Listen to her when she talks about harming herself or the baby
If she says these things, take it seriously. Women are more likely to attempt suicide during the postpartum period than at any other time in their life. Seek urgent help from your GP, local mental health service or accident and emergency department.
Don't be discouraged
Do your best not to feel discouraged when she is withdrawn. In the midst of PND she might not be able to express her appreciation, but in time she will no doubt appreciate your patience and support.
Reassure her it doesn't last forever
She might feel that PND will last forever, a feeling that is a symptom of PND. Reassure her that PND can be treated and she can recover. Try saying things like, "I know you feel really bad right now, but your doctor believes you will get back to your old self." Avoid telling her not to worry or to get over her feelings. Avoid making major decisions while your partner is struggling with PND. As she recovers, you might find that many of the situations you thought existed were really symptoms of her illness.
Reassurance is important
Remind her that you are there for her and you will remain there for her. A common fear related to depression is that your loved ones will leave. Reassure her often that you are not leaving her.
Sex and intimacy
It can be challenging but reassure your partner that you are okay with her lack of interest in sex for the time being. She might be feeling very guilty while also feeling that intimacy is impossible. Remaining physically close, cuddling and other non-sexual touches can be important for both of you. If the lack of sexual desire remains as she recovers, it might be something to bring up with your medical provider.

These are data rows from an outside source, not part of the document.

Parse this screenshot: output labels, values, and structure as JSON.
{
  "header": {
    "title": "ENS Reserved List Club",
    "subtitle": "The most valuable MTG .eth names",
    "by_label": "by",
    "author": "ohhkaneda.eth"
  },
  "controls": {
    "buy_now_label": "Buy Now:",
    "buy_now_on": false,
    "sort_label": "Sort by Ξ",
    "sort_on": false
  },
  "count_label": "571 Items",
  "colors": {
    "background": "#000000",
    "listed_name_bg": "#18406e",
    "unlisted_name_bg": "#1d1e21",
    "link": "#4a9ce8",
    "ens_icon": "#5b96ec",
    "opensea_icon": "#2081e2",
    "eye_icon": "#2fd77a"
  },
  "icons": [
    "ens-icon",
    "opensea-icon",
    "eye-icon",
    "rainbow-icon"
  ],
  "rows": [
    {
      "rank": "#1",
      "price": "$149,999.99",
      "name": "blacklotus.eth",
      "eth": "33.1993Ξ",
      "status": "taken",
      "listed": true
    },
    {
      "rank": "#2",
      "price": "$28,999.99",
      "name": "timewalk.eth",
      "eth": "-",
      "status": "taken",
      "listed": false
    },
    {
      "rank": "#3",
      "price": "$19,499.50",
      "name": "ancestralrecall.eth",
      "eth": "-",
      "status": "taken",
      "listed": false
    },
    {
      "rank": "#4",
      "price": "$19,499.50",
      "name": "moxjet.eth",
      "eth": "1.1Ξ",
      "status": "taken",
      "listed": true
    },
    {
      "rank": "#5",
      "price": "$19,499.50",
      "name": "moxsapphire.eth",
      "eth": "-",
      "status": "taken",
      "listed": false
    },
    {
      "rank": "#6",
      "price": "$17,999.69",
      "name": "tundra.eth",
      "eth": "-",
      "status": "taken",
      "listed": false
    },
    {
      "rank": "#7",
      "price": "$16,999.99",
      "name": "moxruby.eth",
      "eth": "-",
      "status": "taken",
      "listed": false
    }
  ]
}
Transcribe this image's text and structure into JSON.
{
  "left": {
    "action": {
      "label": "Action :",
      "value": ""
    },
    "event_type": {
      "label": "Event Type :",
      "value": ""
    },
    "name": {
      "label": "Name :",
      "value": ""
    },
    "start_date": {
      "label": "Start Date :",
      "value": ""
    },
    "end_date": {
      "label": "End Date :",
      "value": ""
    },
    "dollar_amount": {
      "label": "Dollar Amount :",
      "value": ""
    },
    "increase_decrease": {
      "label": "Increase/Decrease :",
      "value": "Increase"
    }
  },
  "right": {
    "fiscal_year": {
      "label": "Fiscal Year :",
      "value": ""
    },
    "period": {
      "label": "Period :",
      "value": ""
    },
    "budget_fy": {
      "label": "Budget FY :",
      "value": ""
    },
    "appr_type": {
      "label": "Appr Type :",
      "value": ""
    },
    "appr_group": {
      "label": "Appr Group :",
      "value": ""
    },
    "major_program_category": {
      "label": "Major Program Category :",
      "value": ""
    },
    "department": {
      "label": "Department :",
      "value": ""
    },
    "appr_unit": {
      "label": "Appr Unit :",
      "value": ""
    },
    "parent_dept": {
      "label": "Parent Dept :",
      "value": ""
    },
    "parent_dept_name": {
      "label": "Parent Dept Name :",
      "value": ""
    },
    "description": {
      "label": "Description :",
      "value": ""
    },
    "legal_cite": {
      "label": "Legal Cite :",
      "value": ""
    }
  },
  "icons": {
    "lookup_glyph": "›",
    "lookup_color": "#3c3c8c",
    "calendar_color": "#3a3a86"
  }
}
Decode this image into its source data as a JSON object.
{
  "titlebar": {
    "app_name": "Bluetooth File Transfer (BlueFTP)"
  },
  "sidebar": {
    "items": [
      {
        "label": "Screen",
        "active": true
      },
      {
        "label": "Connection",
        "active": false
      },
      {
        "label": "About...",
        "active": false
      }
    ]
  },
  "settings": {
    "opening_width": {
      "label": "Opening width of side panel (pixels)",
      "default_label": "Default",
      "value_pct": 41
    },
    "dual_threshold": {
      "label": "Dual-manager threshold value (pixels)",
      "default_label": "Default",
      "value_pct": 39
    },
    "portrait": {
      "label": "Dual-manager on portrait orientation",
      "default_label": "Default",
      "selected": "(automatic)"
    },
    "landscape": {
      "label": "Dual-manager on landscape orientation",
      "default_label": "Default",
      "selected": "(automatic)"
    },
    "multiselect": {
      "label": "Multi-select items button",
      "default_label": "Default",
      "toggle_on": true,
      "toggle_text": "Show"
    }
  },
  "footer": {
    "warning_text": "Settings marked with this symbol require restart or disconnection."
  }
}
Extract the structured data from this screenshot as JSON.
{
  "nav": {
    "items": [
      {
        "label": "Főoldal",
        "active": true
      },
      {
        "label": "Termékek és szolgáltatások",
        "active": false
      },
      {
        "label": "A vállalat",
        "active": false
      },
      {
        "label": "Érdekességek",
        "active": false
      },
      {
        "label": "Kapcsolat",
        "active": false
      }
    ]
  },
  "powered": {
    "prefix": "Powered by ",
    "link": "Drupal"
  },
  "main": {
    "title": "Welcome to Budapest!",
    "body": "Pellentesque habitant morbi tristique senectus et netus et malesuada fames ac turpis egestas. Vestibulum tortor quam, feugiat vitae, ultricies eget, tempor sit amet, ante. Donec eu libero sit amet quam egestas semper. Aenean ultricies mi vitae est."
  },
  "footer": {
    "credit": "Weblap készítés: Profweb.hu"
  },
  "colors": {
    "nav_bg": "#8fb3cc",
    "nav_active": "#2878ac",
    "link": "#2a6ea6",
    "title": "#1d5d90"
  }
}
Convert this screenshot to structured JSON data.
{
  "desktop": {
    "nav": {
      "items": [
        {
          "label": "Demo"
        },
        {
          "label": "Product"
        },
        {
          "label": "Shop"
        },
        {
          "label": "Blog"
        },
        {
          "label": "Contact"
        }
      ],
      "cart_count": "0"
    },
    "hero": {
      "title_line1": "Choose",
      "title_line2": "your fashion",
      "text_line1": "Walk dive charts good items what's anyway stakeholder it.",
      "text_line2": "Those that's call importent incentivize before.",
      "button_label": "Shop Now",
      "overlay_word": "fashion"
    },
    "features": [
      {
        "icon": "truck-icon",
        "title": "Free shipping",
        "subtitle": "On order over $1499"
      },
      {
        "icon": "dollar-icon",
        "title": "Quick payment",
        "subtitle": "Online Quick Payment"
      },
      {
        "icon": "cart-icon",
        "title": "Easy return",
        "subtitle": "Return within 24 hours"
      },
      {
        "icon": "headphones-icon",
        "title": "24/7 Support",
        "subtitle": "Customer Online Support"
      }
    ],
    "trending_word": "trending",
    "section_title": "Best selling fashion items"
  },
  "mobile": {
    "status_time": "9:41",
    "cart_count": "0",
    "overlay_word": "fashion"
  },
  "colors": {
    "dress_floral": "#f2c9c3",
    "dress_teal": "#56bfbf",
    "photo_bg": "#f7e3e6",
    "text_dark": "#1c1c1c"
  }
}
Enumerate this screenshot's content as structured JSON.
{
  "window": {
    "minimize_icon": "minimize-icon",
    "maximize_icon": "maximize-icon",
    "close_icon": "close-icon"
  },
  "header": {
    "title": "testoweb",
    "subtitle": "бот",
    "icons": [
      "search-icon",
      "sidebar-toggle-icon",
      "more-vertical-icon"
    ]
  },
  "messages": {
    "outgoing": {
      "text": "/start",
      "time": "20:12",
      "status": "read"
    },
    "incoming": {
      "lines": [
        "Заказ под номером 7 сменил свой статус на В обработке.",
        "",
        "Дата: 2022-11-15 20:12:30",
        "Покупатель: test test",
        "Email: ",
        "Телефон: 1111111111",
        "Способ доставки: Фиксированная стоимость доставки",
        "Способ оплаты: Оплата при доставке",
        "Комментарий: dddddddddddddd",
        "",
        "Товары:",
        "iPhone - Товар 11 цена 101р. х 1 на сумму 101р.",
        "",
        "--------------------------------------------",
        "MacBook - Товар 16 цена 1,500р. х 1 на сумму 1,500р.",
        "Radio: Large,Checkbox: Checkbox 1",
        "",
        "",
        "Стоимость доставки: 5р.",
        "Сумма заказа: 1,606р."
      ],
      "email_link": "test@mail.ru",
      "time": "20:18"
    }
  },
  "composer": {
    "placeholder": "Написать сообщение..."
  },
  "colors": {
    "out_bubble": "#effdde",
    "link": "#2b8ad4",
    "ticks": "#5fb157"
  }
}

Know that you are at risk, too
Being a new parent is a big task. Caring for a partner with PND also takes a lot. Do not forget to care for yourself. Keep these things in mind —
● Be sure you have someone to talk to during this difficult time such as a doctor, a trusted family member, or a friend.
● Do not blame yourself for PND. It is no one's fault that your partner is experiencing PND.
● You don't need to do everything yourself. Working, trying to keep up the home, and caring for your partner and your baby is a lot. Don't be afraid to ask for help.
● Get plenty of rest. You might be getting interrupted sleep due to a waking baby, but try to head to bed earlier than normal to get enough sleep.
● Remind yourself that this is temporary and with the right treatment your partner will recover from PND.
● With proper treatment and support, PND is a temporary illness. It can seem like it won't end, as it can take many weeks or even months, but it is a very treatable illness. Keep in mind that your partner's body went through nine months of changes, it can take a bit of time to get back to her old self.
● Know it can and does get easier.
● Hang in there – this is your family and they need your love and strength now.
■ Bellies to Babies Antenatal & Postnatal Classes, baby massage courses and baby and infant first aid courses, 2087 Pakowhai Rd, Hawke's Bay, 022 637 0624. https://www.hbantenatal-classes.co.nz/
Medical disclaimer: This page is for educational and informational purposes only and may not be construed as medical advice. The information is not intended to replace medical advice offered by physicians
WHERE TO GET HELP
If you are worried about your or someone else's mental health, the best place to get help is your GP or local mental health provider. However, if you or someone else is in danger or endangering others, call police immediately on 111.
Or if you need to talk to someone else:
Lifeline: 0800 543 354 or 09 5222 999 within Auckland (available 24/7)
Suicide Crisis Helpline: 0508 828 865 (0508 TAUTOKO) (available 24/7)
Youthline: 0800 376 633, free text 234 or email firstname.lastname@example.org or online chat.
Need to Talk? Free call or text 1737 (available 24/7)
Kidsline: 0800 543 754 (available 24/7)
Whatsup: 0800 942 8787 (1pm to 11pm)
Depression Helpline: 0800 111 757
Samaritans: 0800 726 666.